#### Task brief
Among the lines of the records, please find those that contain the word "annotation" and copy them.

--- START ---

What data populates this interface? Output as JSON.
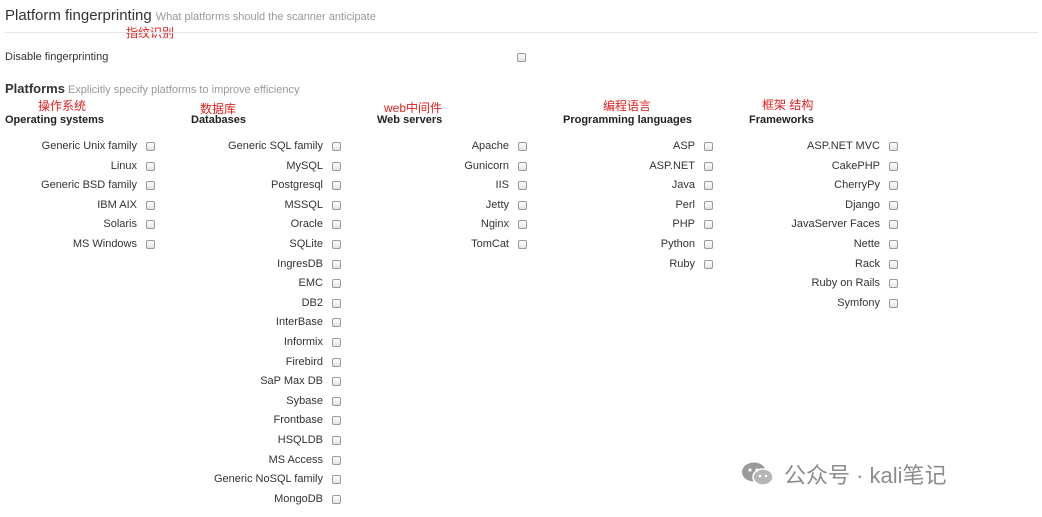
{
  "header": {
    "title": "Platform fingerprinting",
    "subtitle": "What platforms should the scanner anticipate",
    "annotation": "指纹识别"
  },
  "disable": {
    "label": "Disable fingerprinting"
  },
  "platforms": {
    "title": "Platforms",
    "subtitle": "Explicitly specify platforms to improve efficiency"
  },
  "columns": [
    {
      "annotation": "操作系统",
      "heading": "Operating systems",
      "items": [
        "Generic Unix family",
        "Linux",
        "Generic BSD family",
        "IBM AIX",
        "Solaris",
        "MS Windows"
      ]
    },
    {
      "annotation": "数据库",
      "heading": "Databases",
      "items": [
        "Generic SQL family",
        "MySQL",
        "Postgresql",
        "MSSQL",
        "Oracle",
        "SQLite",
        "IngresDB",
        "EMC",
        "DB2",
        "InterBase",
        "Informix",
        "Firebird",
        "SaP Max DB",
        "Sybase",
        "Frontbase",
        "HSQLDB",
        "MS Access",
        "Generic NoSQL family",
        "MongoDB"
      ]
    },
    {
      "annotation": "web中间件",
      "heading": "Web servers",
      "items": [
        "Apache",
        "Gunicorn",
        "IIS",
        "Jetty",
        "Nginx",
        "TomCat"
      ]
    },
    {
      "annotation": "编程语言",
      "heading": "Programming languages",
      "items": [
        "ASP",
        "ASP.NET",
        "Java",
        "Perl",
        "PHP",
        "Python",
        "Ruby"
      ]
    },
    {
      "annotation": "框架 结构",
      "heading": "Frameworks",
      "items": [
        "ASP.NET MVC",
        "CakePHP",
        "CherryPy",
        "Django",
        "JavaServer Faces",
        "Nette",
        "Rack",
        "Ruby on Rails",
        "Symfony"
      ]
    }
  ],
  "watermark": {
    "text": "公众号 · kali笔记",
    "icon": "wechat-icon"
  }
}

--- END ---

#### Task solution
    "annotation": "指纹识别"
      "annotation": "操作系统",
      "annotation": "数据库",
      "annotation": "web中间件",
      "annotation": "编程语言",
      "annotation": "框架 结构",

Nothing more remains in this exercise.